Question: On the Amendment (Cornyn Amdt. No. 2934 )
Vote Number: 344 Vote Date: September 20, 2007, 12:36 PM
Required For Majority: 3/5 Vote Result: Amendment Agreed to
Amendment Number: S.Amdt. 2934 to S.Amdt. 2011 to H.R. 1585 (National Defense Authorization Act for Fiscal Year 2008)
Statement of Purpose: To express the sense of the Senate that General David H. Petraeus, Commanding General, Multi-National Force-Iraq, deserves the full support of the Senate and strongly condemn personal attacks on the honor and integrity of General Petraeus and all members of the United States Armed Forces.
Republicans escalated a rhetorical war with Democrats over political advertising on Thursday, as the Senate voted 72 to 25 to condemn an attack on the U.S. commander in Iraq by the liberal activist group MoveOn.org.
President Bush entered the fray for the first time, describing a newspaper ad sponsored by MoveOn.org — which ridiculed Army Gen. David H. Petraeus as “General Betray Us” — as “disgusting.”
“The ad was, by any standard, abhorrent,” Senate Minority Leader Mitch McConnell (R-Ky.) said before Thursday’s vote. “It accused a four-star general who has the trust and respect of 160,000 men and women in Iraq of betraying that mission and those troops, of lying to them and to us. Who would have ever expected anybody to go after a general in the field at a time of war, launch a smear campaign against a man we’ve entrusted with our mission in Iraq?”
When should we go after a general? When he is home clipping his toenails during peacetime? If Chimpy is too chickenshit to answer questions about the war himself, and if asswipe Secretary of Defense Robert Gates hides behind a general instead of testifying himself, then don’t bitch about for your little puppet Petraeus being criticized.
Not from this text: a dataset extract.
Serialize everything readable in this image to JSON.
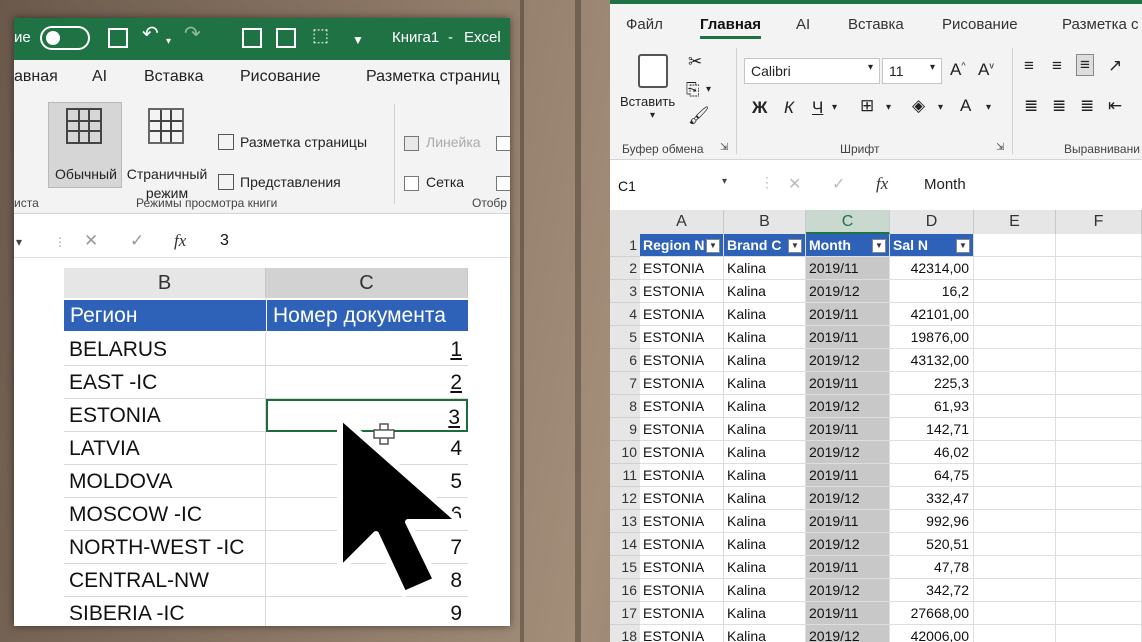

Sponsored by Sen. John Cornyn (R-Texas), the amendment to the defense authorization bill condemned “personal attacks on the honor and integrity of Gen. Petraeus and all members of the United States armed forces.”
The amendment split Democrats — 22 voted for it, including California’s Dianne Feinstein, and 24 against, including California’s Barbara Boxer. It also split the chamber’s two independents, with Joe Lieberman of Connecticut in favor and Bernie Sanders of Vermont opposed.
Sen. Barack Obama (D-Ill.), a Democratic presidential candidate, did not vote in protest of what he described as a “stunt designed only to score cheap political points.”
“It’s precisely this kind of political game-playing that makes most Americans cynical about Washington’s ability to solve America’s problems,” he said in a statement. “By not casting a vote, I registered my protest against this empty politics.”
Nope, sorry Barack. You want to register a protest? Then vote against an assault on the First Amendment’s guarantee of free speech. You are an attorney. Open up your mouth and tell the fucking Democrats who voted for this bullshit that they cast a vote against the Constitution. Go on the record. I see you hiding behind the house!
The remaining Democratic presidential candidates, Sens. Hillary Rodham Clinton of New York and Christopher J. Dodd of Connecticut, voted against the amendment. The two Republican senators running for president — Sam Brownback of Kansas and John McCain of Arizona — voted for it.
On a personal note: When I saw that my senator, Bill Nelson (D-INNAMEONLY), had voted for this disgusting censure, I immediately called his office and inquired whether he will be voting against free speech in the future. At first, I was told that the guy I was speaking to didn’t have any information about the vote. I told him that I thought we could assume that C-Span was telling the truth. Suddenly, he received an email from DC saying that Nelson voted for it, because it is not a good thing to criticize someone who served honorably in the service. I asked when Nelson or anyone else introduced similar bills when John Kerry and Max Cleland were being smeared. In repsonse, I was asked to lower my voice. I informed the asswipe that, as an American citizen and a constituent of Nelson, I had every right to voice my opinion as vociferously as I wished. I told him that I had to do so before I was censured and had my right to free speech taken away from me completely. There was no response other than the usual, “Is there anything else?” I hung up the phone.
A short explanation and a big thank you: So sorry if this story is a little stale. It seems that the tubes to the internets were clogged, and I was unable to get online to post this. Thanks to everyone who continued to check in. I will post a non-political diary in a few hours to–let’s say, cleanse the palate a bit. Of course, the palate cleanser might have a bit of mold on it after sitting in the hopper for the few days I was offline. Thanks again to everyone who didn’t desert the Raisin over the last few days.